[Component data from apps and pages]

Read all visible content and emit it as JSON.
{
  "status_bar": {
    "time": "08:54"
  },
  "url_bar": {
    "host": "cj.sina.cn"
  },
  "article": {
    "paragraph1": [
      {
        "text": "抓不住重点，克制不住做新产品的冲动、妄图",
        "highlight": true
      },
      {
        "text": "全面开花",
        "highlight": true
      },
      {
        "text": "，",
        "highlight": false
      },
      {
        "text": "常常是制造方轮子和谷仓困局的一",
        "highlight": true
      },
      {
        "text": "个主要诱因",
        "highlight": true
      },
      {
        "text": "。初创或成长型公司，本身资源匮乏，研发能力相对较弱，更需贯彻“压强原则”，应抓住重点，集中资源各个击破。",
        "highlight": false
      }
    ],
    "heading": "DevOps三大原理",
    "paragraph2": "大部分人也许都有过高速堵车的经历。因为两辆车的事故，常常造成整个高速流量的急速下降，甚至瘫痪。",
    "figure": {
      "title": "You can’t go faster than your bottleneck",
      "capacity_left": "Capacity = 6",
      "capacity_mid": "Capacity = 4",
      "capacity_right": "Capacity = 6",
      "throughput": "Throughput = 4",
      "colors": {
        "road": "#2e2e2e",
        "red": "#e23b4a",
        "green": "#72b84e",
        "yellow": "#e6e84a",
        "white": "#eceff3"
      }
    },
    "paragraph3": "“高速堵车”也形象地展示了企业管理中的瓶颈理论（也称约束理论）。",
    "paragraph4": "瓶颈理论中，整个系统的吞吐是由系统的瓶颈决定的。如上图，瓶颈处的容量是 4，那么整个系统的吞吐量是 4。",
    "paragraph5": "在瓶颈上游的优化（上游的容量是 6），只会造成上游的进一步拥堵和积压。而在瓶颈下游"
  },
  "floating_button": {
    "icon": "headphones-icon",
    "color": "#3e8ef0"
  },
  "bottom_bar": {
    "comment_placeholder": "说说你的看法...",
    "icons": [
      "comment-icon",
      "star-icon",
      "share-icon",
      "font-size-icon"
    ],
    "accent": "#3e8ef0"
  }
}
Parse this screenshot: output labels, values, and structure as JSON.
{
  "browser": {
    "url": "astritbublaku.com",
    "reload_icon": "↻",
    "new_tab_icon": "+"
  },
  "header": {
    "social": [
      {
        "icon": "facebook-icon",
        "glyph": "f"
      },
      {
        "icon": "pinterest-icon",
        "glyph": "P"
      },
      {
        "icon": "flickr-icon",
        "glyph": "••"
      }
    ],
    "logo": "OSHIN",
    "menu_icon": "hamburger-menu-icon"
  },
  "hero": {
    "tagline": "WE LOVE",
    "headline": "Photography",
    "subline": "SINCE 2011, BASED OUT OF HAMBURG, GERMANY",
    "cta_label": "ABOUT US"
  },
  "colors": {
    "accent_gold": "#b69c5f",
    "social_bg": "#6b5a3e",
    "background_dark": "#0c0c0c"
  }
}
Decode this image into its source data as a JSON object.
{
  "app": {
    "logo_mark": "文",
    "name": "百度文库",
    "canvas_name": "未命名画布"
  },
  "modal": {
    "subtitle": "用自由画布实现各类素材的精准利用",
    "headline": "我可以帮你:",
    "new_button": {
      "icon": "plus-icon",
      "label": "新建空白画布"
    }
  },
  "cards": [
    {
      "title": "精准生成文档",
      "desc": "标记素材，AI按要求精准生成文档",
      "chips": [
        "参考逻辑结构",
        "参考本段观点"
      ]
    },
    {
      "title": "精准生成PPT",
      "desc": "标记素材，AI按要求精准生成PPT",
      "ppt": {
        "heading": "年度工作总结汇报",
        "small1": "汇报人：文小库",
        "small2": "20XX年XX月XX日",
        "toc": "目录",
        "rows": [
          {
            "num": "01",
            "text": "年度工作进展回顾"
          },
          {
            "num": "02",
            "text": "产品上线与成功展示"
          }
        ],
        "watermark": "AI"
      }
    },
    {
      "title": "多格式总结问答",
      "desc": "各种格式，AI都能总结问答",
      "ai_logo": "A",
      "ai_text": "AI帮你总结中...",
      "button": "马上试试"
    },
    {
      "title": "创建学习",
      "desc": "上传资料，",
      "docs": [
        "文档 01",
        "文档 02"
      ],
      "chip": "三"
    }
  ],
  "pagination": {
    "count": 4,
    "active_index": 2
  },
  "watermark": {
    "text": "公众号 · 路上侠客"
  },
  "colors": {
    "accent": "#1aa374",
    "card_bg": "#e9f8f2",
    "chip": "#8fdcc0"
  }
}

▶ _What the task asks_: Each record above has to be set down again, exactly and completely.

▶ _Exercise answer_:
Read all visible content and emit it as JSON.
{
  "status_bar": {
    "time": "08:54"
  },
  "url_bar": {
    "host": "cj.sina.cn"
  },
  "article": {
    "paragraph1": [
      {
        "text": "抓不住重点，克制不住做新产品的冲动、妄图",
        "highlight": true
      },
      {
        "text": "全面开花",
        "highlight": true
      },
      {
        "text": "，",
        "highlight": false
      },
      {
        "text": "常常是制造方轮子和谷仓困局的一",
        "highlight": true
      },
      {
        "text": "个主要诱因",
        "highlight": true
      },
      {
        "text": "。初创或成长型公司，本身资源匮乏，研发能力相对较弱，更需贯彻“压强原则”，应抓住重点，集中资源各个击破。",
        "highlight": false
      }
    ],
    "heading": "DevOps三大原理",
    "paragraph2": "大部分人也许都有过高速堵车的经历。因为两辆车的事故，常常造成整个高速流量的急速下降，甚至瘫痪。",
    "figure": {
      "title": "You can’t go faster than your bottleneck",
      "capacity_left": "Capacity = 6",
      "capacity_mid": "Capacity = 4",
      "capacity_right": "Capacity = 6",
      "throughput": "Throughput = 4",
      "colors": {
        "road": "#2e2e2e",
        "red": "#e23b4a",
        "green": "#72b84e",
        "yellow": "#e6e84a",
        "white": "#eceff3"
      }
    },
    "paragraph3": "“高速堵车”也形象地展示了企业管理中的瓶颈理论（也称约束理论）。",
    "paragraph4": "瓶颈理论中，整个系统的吞吐是由系统的瓶颈决定的。如上图，瓶颈处的容量是 4，那么整个系统的吞吐量是 4。",
    "paragraph5": "在瓶颈上游的优化（上游的容量是 6），只会造成上游的进一步拥堵和积压。而在瓶颈下游"
  },
  "floating_button": {
    "icon": "headphones-icon",
    "color": "#3e8ef0"
  },
  "bottom_bar": {
    "comment_placeholder": "说说你的看法...",
    "icons": [
      "comment-icon",
      "star-icon",
      "share-icon",
      "font-size-icon"
    ],
    "accent": "#3e8ef0"
  }
}
Parse this screenshot: output labels, values, and structure as JSON.
{
  "browser": {
    "url": "astritbublaku.com",
    "reload_icon": "↻",
    "new_tab_icon": "+"
  },
  "header": {
    "social": [
      {
        "icon": "facebook-icon",
        "glyph": "f"
      },
      {
        "icon": "pinterest-icon",
        "glyph": "P"
      },
      {
        "icon": "flickr-icon",
        "glyph": "••"
      }
    ],
    "logo": "OSHIN",
    "menu_icon": "hamburger-menu-icon"
  },
  "hero": {
    "tagline": "WE LOVE",
    "headline": "Photography",
    "subline": "SINCE 2011, BASED OUT OF HAMBURG, GERMANY",
    "cta_label": "ABOUT US"
  },
  "colors": {
    "accent_gold": "#b69c5f",
    "social_bg": "#6b5a3e",
    "background_dark": "#0c0c0c"
  }
}
Decode this image into its source data as a JSON object.
{
  "app": {
    "logo_mark": "文",
    "name": "百度文库",
    "canvas_name": "未命名画布"
  },
  "modal": {
    "subtitle": "用自由画布实现各类素材的精准利用",
    "headline": "我可以帮你:",
    "new_button": {
      "icon": "plus-icon",
      "label": "新建空白画布"
    }
  },
  "cards": [
    {
      "title": "精准生成文档",
      "desc": "标记素材，AI按要求精准生成文档",
      "chips": [
        "参考逻辑结构",
        "参考本段观点"
      ]
    },
    {
      "title": "精准生成PPT",
      "desc": "标记素材，AI按要求精准生成PPT",
      "ppt": {
        "heading": "年度工作总结汇报",
        "small1": "汇报人：文小库",
        "small2": "20XX年XX月XX日",
        "toc": "目录",
        "rows": [
          {
            "num": "01",
            "text": "年度工作进展回顾"
          },
          {
            "num": "02",
            "text": "产品上线与成功展示"
          }
        ],
        "watermark": "AI"
      }
    },
    {
      "title": "多格式总结问答",
      "desc": "各种格式，AI都能总结问答",
      "ai_logo": "A",
      "ai_text": "AI帮你总结中...",
      "button": "马上试试"
    },
    {
      "title": "创建学习",
      "desc": "上传资料，",
      "docs": [
        "文档 01",
        "文档 02"
      ],
      "chip": "三"
    }
  ],
  "pagination": {
    "count": 4,
    "active_index": 2
  },
  "watermark": {
    "text": "公众号 · 路上侠客"
  },
  "colors": {
    "accent": "#1aa374",
    "card_bg": "#e9f8f2",
    "chip": "#8fdcc0"
  }
}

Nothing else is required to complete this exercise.